Auteur(s) :
Norman GJ., Calfas KJ., Patrick K., Sallis JF., Cella J., Sanchez Perez A.
Date :
Fév, 2007
Source(s) :
AM J PREV MED. #32-2 p124-30
Adresse :
Primary Care Research Unit of Bizkaia, Basque Health Service--Osakidetza, Bilbao, Spain.

Sommaire de l'article

BACKGROUND: Knowledge of the prevalence, clustering, and correlates of multiple adolescent health behaviors can inform the design of health promotion interventions.

METHODS: A cross-sectional design was used to assess 878 adolescents aged 11 to 15 years (53.6% girls, 58% non-Hispanic white) recruited in primary care clinics in 2001-2002. Adolescent physical activity (assessed with accelerometers), television viewing time (reported), percent calories from fat, and servings of fruits and vegetables (assessed with multiple 24-hour recalls) were dichotomized into meeting or not meeting national guidelines. Parent health behaviors were assessed with self-reported measures. Analyses were conducted in 2006.

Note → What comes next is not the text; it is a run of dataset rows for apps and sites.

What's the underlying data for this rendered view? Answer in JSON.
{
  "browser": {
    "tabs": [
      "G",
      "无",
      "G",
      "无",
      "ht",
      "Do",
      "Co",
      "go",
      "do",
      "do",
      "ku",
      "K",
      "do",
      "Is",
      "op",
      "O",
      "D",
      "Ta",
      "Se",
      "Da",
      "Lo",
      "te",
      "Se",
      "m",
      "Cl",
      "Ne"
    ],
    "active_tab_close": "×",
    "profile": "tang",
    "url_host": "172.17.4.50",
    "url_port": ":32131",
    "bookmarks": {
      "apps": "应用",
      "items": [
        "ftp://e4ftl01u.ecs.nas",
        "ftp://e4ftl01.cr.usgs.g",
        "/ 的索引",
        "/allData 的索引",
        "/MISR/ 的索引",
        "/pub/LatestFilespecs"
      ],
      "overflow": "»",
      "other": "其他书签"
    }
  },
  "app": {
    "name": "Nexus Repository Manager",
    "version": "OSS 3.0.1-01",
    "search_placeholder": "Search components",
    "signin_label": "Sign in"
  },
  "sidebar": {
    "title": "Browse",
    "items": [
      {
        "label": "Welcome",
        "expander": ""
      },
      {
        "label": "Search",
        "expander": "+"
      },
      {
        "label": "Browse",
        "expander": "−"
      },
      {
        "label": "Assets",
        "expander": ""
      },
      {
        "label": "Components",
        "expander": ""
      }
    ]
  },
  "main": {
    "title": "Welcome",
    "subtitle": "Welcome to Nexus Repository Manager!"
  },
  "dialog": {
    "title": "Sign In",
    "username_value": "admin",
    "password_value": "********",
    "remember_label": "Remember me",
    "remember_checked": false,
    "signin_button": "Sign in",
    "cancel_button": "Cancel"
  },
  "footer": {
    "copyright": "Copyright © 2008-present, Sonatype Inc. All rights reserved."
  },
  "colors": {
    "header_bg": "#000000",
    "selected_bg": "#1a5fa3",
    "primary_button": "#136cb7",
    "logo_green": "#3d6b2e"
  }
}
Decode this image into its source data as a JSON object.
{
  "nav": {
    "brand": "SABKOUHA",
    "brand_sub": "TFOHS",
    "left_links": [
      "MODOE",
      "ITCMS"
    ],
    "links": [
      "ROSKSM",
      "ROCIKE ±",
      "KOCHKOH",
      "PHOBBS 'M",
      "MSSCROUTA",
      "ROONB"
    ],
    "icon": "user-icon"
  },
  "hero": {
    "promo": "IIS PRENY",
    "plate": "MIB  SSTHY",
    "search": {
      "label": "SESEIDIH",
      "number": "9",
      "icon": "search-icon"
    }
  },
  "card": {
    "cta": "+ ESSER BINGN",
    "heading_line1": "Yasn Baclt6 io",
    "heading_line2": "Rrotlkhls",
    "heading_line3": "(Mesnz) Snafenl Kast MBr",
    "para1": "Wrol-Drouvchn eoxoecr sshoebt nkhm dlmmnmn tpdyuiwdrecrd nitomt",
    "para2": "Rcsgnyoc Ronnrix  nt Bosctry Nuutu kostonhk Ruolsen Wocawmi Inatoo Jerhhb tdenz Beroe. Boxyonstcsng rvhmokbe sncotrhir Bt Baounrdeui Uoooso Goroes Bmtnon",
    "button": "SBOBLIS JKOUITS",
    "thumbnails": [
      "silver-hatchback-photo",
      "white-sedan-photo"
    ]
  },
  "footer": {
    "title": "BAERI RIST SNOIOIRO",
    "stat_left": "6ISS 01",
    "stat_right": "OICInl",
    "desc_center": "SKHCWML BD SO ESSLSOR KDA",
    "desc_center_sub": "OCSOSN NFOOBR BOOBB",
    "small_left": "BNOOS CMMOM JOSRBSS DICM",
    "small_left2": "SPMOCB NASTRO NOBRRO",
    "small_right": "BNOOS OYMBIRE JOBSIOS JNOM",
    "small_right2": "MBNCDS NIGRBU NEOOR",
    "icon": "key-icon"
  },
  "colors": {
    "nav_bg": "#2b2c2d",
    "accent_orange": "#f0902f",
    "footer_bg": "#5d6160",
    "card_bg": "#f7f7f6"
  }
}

RESULTS: Fifty-five percent of adolescents did not meet the physical activity guideline, and 30% exceeded 2 hours daily of television viewing time, with boys more active and less sedentary than girls (p <0.01). The majority of the adolescents did not meet dietary guidelines. Nearly 80% had multiple risk behaviors and only 2% met all four guidelines. The number of risk behaviors was associated with being older and being at risk for overweight or being overweight, for boys and girls (p <0.05). Two parent health behaviors-history of smoking and failure to meet the fruits and vegetables guideline-were significantly associated with a higher number of risk behaviors for girls (p <0.05).

CONCLUSIONS: Eight of ten adolescents in this sample failed to meet guidelines for two or more diet, physical activity, and sedentary risk behaviors. Some parent health behaviors, along with the adolescent's weight status and age, were associated with a higher number of adolescent health risk behaviors.

Source : Pubmed